That question, posed by Roland Mallinson of Taylor Wessing, sparked considerable debate at the 26th annual MARQUES conference, held in Athens last week.
Speaking in a panel on “Exceptional Signs”, Mallinson discussed referential use of trade marks, in particular where the same mark and same goods/services are concerned.
Citing cases such as Adam Opel, Interflora and Bellure, he suggested that the infringement test established by the Court of Justice of the EU (CJEU) has become too complex. A better approach might be to make the infringement test clearer and then clarify the defences available.
This would be in line with suggestions made in the Max Planck report, said Mallinson.
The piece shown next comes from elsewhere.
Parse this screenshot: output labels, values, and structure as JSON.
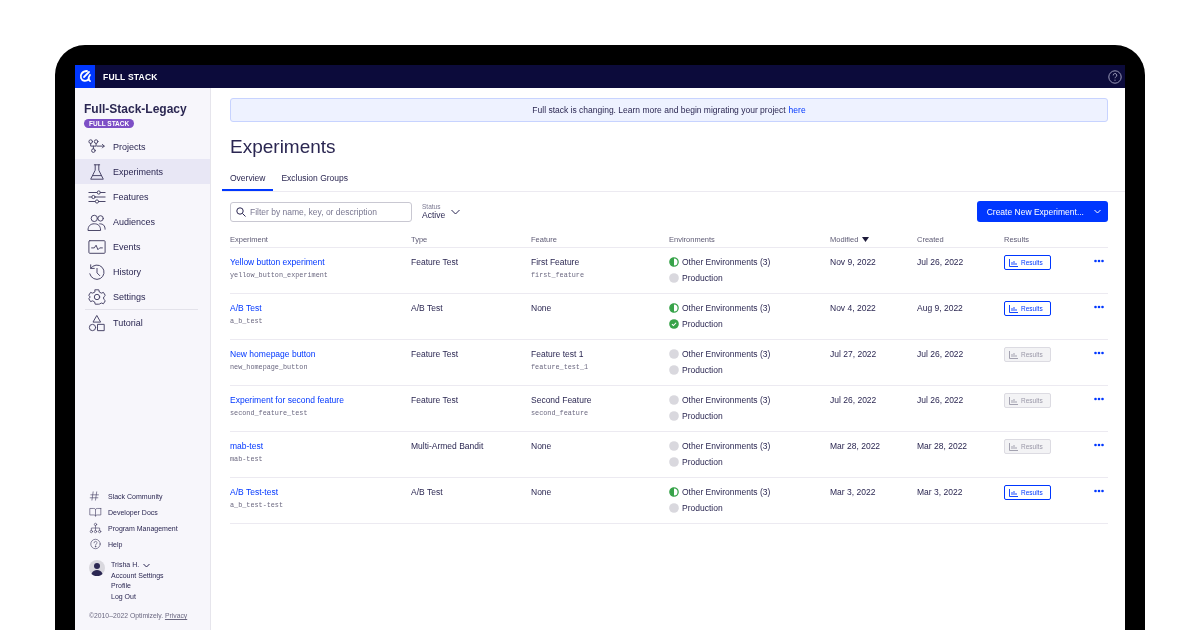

That report is now being considered by the European Commission as it prepares recommendations for changes to the Trade Mark Directive and Trade Mark Regulation. However, the proposals have been delayed and now may not be public until next year.
The MARQUES conference attracted over 600 attendees and the theme of the educational sessions was “Sign of the Times”.
Other panels addressed the challenges posed by technological developments such as augmented reality-based advertising and Google Goggles; non-traditional marks; enforcement, particularly online; domain name developments; and recent CJEU case law.
There were also presentations from WIPO and OHIM and workshops on topics including traditional knowledge and plain packaging, as well as excursions and receptions featuring Greek food and culture.
Detailed reports from the conference are available on the MARQUES Class 46 blog.